The major upcoming race this weekend is the Wasatch Powder Keg at Brighton resort in Utah. One of the jewels on the USSMA calendar, the PowKeg features three days of racing, starting with a Friday night sprint race where racers complete a qualifying round and then the fastest racers continue on to head-to-head rounds. Saturday is a individual distance race followed by a technical teams race on Sunday where racers must compete with a partner and use a harness and equipment to cover technical terrain.
Race Director Chad Brackelsberg is predicting snow throughout this week, ending on Friday when a high pressure ridge should move through the region with the likelihood of sun throughout the day on Saturday and Sunday. It is still up for debate if the sprint race on Friday will be in heavy snowfall or clear weather. Brackelsberg provided the following links to obsess over:
I predict an extremely tough fight for the Saturday podium. I think it could be Tom G, Jason D, Reiner T, John G, Max T or anyone from several others. My top 3 in any order will be Reiner, Tom, and John, but I have no idea in what order.-Wasatch Powder Keg Race Director Chad Brackelsberg
This year I think both of us have been doing much more powder skiing than racing so the longer race might be better suited to us. It will be interesting to see how it all plays out, the US guys are looking strong.
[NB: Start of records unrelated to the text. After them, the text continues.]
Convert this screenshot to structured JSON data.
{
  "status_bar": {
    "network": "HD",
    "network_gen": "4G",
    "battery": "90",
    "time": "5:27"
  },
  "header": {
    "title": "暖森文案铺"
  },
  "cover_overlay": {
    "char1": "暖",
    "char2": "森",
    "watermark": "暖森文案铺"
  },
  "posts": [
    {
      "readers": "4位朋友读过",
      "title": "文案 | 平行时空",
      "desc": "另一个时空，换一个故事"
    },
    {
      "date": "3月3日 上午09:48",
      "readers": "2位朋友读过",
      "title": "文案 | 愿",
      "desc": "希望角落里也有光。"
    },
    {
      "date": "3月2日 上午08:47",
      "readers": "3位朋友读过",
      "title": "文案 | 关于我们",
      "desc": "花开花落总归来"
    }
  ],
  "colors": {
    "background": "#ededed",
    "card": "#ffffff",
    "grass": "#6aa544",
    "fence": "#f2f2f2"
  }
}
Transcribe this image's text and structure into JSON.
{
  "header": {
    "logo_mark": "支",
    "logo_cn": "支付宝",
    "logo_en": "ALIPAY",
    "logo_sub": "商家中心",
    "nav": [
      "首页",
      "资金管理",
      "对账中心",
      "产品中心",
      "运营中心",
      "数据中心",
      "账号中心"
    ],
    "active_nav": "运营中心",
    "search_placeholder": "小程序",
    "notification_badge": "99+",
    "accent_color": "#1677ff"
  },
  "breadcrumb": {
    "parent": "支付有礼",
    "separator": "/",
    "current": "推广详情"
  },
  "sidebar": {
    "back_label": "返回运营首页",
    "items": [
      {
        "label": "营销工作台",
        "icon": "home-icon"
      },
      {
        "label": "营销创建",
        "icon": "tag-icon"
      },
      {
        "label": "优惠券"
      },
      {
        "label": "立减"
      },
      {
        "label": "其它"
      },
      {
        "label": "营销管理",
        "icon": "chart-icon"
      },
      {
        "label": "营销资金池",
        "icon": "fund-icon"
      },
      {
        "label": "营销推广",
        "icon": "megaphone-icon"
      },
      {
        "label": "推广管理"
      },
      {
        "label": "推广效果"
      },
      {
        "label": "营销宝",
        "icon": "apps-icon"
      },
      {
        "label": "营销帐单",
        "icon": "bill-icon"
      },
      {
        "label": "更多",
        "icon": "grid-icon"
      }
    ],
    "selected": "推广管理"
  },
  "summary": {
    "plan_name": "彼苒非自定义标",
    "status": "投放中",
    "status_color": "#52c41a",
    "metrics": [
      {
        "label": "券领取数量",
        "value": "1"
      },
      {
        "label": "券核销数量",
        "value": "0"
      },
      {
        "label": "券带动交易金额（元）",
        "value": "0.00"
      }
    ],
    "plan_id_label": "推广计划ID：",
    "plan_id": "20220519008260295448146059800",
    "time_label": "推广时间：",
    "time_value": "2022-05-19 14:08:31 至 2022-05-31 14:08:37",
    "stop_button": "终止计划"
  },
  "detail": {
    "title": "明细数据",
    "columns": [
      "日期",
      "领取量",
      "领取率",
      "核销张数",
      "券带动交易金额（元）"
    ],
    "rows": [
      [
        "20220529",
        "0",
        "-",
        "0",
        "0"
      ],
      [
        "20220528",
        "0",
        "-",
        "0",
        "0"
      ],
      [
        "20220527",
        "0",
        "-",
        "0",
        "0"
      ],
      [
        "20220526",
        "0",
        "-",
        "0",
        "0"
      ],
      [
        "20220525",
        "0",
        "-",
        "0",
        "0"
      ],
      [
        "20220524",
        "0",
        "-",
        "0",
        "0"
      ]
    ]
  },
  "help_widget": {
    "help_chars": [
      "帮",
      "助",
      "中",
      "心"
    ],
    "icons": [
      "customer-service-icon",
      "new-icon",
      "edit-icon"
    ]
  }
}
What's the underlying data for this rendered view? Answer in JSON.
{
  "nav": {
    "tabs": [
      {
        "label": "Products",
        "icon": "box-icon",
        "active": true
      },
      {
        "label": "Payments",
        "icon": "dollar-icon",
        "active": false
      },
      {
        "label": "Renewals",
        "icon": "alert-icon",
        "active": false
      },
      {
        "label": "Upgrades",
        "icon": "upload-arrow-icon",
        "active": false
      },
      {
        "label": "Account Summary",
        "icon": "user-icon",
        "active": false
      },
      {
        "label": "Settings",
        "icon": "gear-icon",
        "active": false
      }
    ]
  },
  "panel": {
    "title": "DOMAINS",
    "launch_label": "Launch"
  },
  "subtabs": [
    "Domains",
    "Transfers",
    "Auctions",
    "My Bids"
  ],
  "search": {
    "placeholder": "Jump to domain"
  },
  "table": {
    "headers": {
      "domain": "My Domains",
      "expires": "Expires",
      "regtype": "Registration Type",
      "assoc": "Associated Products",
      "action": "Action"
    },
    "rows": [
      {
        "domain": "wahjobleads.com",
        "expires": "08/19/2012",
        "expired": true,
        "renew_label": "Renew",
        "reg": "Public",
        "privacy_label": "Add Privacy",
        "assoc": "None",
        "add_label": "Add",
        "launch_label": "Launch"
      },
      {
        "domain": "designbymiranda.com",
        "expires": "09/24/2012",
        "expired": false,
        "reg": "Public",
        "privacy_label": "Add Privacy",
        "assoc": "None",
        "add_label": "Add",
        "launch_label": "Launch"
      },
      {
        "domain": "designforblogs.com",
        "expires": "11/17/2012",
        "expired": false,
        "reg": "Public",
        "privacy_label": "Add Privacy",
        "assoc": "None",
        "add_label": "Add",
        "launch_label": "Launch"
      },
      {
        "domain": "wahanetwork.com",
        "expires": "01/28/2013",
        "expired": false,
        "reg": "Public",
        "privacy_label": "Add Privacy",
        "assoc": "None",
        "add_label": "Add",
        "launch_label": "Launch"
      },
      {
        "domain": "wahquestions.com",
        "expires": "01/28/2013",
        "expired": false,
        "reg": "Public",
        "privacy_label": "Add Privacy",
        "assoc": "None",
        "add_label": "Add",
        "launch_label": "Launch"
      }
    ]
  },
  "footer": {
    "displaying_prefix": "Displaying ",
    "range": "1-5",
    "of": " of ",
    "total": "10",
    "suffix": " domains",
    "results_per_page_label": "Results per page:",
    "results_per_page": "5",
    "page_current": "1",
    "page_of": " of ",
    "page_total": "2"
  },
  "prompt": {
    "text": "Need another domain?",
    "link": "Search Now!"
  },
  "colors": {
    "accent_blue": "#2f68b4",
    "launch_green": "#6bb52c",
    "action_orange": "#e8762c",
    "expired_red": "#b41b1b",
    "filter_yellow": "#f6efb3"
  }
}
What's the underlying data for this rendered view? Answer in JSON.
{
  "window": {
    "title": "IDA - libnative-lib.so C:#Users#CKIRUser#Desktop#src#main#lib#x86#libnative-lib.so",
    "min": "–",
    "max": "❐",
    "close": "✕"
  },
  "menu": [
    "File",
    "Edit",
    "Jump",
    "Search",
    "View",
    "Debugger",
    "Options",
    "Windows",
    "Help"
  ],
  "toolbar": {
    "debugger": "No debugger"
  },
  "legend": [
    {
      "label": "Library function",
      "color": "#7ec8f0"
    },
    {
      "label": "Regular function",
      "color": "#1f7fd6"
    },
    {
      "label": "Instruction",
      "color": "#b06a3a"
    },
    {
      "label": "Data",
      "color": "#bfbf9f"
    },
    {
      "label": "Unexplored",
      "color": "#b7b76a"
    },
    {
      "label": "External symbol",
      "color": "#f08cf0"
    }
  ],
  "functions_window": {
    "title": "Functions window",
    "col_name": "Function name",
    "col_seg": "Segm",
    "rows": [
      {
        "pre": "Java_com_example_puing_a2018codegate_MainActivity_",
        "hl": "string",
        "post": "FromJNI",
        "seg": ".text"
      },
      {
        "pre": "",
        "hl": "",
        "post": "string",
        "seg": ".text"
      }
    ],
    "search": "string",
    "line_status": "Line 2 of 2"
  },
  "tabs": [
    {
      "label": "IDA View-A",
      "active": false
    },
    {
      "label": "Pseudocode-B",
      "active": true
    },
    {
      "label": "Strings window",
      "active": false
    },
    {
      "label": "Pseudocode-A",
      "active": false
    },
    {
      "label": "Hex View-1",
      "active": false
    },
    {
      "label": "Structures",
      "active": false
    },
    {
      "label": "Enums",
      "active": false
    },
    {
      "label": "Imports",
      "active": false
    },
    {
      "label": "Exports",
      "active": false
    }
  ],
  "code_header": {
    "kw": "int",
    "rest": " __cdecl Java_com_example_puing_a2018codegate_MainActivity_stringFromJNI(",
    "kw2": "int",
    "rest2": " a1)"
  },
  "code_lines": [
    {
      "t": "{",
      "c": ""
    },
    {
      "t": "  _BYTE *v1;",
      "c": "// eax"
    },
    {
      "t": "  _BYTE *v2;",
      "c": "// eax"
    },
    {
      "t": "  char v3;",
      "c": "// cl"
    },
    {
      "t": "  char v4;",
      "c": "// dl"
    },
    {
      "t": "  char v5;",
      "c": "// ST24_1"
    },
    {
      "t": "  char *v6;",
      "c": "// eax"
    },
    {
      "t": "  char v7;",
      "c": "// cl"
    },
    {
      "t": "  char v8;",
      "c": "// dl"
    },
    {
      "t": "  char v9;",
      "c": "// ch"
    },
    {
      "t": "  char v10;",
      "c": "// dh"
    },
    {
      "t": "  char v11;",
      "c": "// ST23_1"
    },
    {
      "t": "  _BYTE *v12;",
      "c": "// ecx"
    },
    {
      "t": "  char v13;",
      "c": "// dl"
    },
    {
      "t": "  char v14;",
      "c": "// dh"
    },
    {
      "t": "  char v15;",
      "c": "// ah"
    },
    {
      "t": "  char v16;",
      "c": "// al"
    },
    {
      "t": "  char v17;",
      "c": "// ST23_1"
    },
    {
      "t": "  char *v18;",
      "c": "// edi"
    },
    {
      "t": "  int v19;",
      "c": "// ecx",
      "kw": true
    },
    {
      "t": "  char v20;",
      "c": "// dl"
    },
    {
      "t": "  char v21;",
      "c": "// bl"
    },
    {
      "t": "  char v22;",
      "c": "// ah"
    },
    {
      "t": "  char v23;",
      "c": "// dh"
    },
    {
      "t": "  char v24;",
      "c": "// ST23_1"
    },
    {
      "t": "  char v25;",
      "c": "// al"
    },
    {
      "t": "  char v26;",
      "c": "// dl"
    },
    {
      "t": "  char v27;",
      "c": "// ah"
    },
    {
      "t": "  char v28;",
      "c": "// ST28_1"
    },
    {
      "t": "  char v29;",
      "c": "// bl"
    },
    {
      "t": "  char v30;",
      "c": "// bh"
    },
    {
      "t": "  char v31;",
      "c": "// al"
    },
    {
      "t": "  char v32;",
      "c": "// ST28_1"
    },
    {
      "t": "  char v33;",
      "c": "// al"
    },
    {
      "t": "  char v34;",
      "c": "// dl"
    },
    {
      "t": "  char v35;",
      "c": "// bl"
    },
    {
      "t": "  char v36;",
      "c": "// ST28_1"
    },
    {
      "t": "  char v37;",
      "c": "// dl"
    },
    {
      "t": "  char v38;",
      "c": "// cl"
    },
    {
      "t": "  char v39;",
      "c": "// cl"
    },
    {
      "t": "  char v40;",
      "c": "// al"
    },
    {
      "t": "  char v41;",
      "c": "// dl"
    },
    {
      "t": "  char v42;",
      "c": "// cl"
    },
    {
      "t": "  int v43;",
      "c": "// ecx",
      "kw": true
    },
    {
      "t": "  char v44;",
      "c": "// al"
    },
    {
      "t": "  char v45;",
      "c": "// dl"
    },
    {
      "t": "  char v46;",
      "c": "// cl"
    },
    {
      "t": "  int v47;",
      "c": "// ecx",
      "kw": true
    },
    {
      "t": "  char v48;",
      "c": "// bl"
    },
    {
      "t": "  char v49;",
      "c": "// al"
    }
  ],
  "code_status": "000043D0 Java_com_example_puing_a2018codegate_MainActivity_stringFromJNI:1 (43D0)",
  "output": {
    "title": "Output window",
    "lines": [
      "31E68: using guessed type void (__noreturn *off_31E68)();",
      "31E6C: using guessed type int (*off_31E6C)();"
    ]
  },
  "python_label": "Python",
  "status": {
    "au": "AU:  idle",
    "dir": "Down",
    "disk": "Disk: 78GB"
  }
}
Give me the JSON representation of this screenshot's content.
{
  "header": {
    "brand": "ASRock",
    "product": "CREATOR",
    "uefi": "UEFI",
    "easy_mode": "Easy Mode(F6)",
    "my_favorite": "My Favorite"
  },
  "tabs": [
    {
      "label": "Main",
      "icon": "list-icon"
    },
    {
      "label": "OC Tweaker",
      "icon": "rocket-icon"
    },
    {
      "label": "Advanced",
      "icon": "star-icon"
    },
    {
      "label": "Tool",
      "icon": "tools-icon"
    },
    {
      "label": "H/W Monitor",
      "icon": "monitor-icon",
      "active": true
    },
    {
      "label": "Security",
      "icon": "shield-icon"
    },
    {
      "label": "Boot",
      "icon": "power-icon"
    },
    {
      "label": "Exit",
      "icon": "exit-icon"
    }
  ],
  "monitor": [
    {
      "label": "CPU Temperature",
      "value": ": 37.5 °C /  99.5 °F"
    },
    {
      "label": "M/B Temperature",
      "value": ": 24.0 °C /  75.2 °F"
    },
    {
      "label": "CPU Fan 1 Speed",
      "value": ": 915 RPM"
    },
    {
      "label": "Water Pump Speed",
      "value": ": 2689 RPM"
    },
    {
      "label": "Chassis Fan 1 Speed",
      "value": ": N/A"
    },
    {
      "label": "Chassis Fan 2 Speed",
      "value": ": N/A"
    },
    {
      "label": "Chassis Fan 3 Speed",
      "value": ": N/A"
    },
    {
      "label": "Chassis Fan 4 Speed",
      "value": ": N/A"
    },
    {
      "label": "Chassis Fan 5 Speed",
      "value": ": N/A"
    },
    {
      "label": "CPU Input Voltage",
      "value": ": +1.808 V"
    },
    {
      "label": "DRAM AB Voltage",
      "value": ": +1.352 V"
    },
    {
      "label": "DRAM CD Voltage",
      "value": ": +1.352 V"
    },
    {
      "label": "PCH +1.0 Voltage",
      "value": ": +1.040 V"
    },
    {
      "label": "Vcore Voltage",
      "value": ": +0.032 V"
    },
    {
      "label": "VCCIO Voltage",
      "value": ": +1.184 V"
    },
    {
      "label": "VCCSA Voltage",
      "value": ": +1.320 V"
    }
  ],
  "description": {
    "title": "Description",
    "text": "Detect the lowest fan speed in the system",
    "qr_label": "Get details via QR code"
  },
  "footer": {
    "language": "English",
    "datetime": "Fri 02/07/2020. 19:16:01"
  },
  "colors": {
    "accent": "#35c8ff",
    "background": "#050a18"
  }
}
The altitude adds to the challenge but with most racing being below 12,000 feet I feel it’s still in a reasonable range from what I’m accustomed to. I live at 2000 feet but spend a lot of time skiing around 5000-9000 feet so from where I do most of my skiing it doesn’t feel like a huge adjustment. It seems some times ignorance is a bliss, maybe I will just eat a lot of brussel sprouts 😉-Reiner Thoni
I think it’s going to be a real battle either way, and weather/conditions/powder could play a big role. I see a big battle with a lot of players. Reiner and McNab, Tom, Jason, Marshall, Max. Everyone’s going real well right now.
I think the US have a good up of strong women. The ranking should be similar to the Jackson Hole Race earlier this year.
For the women, Nina Silitch is as always the favorite. Danielle Deguire is probably a bit faster skinning, although still relatively new to skiing, and of course unable to match Nina’s sprint-specialist transitions. Should be some interesting lead-changing among them, and with Nina fresh from her dozen years in Europe, some interesting French dialogue too!